»»
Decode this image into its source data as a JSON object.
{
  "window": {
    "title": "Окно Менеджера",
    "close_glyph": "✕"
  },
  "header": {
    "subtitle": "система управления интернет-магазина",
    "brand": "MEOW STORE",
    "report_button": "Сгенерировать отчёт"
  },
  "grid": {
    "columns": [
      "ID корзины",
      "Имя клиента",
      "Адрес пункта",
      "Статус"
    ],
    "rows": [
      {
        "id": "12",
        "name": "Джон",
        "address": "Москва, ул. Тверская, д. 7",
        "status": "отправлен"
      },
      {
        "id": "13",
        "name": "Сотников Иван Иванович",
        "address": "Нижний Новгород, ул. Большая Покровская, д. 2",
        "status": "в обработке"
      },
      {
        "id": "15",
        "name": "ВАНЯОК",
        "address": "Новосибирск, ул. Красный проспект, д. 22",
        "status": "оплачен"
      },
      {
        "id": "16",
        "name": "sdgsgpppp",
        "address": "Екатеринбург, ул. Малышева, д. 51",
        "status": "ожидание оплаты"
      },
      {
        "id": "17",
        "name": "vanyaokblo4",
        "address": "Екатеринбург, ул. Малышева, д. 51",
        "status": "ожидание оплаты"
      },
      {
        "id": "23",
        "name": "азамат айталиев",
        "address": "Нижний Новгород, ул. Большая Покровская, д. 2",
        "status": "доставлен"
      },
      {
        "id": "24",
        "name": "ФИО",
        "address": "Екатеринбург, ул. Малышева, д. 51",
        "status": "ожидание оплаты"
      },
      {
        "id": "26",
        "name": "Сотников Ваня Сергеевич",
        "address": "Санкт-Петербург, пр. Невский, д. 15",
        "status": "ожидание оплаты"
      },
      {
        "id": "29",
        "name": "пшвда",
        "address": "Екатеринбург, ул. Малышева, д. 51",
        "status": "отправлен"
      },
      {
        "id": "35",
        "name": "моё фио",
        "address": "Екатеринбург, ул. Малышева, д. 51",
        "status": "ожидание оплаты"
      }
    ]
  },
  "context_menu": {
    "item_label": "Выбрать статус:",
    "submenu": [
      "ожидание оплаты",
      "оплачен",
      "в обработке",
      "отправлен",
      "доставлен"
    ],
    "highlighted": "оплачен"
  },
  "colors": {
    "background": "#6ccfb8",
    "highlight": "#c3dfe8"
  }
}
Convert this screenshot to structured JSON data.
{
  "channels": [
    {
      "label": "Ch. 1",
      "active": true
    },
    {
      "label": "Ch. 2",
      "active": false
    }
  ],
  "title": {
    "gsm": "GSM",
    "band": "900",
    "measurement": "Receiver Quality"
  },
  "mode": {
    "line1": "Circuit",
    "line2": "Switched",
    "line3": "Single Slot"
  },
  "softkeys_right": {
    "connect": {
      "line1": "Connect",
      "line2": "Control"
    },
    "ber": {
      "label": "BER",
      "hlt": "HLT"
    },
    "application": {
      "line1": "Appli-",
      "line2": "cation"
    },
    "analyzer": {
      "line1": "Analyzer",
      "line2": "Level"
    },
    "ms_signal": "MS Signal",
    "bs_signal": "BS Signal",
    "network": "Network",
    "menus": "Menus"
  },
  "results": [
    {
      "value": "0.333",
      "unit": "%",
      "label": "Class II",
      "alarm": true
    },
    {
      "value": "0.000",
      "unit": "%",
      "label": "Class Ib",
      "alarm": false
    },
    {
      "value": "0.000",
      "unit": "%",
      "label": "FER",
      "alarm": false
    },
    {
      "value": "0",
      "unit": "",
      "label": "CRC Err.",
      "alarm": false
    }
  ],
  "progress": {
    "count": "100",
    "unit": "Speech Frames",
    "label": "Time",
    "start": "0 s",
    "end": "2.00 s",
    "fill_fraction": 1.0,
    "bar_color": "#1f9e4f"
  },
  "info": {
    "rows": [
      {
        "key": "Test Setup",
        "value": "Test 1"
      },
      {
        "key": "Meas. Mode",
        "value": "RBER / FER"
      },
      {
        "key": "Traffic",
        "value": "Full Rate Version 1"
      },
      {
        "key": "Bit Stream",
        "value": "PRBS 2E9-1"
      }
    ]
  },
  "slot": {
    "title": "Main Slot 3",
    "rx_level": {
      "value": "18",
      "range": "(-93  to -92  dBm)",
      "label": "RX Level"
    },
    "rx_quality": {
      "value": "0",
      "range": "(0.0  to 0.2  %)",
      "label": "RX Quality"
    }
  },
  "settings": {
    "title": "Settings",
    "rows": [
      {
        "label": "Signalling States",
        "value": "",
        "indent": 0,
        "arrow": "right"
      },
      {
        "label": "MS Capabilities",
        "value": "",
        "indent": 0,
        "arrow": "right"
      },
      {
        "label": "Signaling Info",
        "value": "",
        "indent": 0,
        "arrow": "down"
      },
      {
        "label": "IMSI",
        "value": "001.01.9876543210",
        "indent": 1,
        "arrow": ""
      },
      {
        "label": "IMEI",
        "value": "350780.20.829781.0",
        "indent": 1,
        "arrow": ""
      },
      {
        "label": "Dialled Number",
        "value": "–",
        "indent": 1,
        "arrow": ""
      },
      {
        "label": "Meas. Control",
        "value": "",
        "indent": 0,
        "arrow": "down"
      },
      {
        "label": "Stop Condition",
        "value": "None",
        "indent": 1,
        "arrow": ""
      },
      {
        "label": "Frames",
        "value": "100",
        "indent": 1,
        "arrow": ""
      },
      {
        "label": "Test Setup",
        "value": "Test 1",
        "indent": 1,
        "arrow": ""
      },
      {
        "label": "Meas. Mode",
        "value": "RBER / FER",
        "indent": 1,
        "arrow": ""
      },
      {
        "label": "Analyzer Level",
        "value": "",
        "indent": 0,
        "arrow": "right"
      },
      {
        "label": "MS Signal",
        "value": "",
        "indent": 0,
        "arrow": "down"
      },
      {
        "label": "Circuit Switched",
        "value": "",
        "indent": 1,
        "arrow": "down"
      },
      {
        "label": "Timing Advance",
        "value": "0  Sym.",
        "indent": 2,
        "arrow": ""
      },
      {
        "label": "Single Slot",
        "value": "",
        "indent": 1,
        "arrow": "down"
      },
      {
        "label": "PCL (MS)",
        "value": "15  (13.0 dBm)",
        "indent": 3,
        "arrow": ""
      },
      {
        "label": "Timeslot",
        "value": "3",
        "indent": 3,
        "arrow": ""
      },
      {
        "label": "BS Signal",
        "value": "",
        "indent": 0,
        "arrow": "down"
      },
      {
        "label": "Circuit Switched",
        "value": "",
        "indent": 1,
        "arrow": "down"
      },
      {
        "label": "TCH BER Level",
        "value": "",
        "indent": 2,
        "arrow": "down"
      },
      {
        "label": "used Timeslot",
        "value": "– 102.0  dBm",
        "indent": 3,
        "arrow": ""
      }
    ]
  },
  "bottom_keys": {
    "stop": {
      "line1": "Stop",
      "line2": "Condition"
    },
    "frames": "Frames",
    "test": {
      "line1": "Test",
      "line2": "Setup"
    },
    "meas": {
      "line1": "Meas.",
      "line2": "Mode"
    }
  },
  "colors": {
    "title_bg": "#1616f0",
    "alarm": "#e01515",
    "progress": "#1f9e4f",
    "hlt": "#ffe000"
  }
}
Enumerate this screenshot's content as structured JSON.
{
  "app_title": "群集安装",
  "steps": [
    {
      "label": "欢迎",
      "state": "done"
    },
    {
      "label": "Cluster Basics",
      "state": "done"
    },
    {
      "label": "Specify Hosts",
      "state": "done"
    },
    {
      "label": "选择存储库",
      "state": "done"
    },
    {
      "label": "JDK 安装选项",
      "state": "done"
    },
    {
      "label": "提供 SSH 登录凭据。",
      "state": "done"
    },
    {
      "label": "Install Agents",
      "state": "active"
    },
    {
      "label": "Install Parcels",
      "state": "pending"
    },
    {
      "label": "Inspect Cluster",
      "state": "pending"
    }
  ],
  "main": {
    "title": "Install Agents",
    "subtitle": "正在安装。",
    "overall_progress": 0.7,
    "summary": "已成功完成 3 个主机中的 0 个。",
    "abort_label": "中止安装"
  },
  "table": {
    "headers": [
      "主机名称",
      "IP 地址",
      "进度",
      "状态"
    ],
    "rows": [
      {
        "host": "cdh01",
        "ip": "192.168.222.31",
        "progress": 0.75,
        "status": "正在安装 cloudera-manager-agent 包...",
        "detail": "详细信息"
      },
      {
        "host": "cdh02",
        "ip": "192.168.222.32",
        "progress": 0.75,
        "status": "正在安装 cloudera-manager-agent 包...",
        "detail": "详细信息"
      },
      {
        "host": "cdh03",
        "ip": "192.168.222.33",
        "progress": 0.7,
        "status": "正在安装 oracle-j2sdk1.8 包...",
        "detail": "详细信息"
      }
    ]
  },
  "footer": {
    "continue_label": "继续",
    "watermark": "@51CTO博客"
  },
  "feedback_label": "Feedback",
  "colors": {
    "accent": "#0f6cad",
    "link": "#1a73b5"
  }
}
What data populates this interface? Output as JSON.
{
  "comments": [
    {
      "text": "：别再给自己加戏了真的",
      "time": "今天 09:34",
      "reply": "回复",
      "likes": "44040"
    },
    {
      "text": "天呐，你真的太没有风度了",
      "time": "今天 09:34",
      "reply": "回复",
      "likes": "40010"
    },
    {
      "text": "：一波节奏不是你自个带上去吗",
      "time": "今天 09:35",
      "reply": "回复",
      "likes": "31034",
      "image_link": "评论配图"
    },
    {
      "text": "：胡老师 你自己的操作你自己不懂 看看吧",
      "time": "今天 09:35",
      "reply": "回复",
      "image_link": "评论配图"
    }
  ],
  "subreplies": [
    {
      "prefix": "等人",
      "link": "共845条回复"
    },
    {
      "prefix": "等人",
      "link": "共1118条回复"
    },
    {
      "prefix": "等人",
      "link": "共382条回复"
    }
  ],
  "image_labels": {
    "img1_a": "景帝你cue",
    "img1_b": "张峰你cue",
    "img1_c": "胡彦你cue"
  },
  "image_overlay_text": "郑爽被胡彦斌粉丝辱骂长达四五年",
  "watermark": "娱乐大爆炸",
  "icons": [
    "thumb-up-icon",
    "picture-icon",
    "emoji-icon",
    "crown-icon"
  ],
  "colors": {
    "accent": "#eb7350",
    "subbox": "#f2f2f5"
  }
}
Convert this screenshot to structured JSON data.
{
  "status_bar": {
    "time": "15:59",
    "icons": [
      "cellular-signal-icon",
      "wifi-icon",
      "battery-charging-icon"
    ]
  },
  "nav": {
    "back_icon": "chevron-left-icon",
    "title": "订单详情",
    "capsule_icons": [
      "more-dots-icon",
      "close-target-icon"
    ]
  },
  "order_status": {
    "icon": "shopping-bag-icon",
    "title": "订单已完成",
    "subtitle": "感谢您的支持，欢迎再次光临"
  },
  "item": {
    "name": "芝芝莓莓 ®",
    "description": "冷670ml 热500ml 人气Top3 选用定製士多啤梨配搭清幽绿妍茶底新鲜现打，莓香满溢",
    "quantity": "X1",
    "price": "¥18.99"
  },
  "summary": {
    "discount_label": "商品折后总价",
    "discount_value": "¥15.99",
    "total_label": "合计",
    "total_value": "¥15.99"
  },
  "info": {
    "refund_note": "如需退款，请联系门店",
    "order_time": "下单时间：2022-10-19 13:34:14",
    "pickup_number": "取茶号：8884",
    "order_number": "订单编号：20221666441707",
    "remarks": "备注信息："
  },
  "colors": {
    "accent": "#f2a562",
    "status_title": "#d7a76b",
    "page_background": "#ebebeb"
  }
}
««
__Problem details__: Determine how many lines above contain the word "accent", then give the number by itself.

__Answer for this exercise__: 3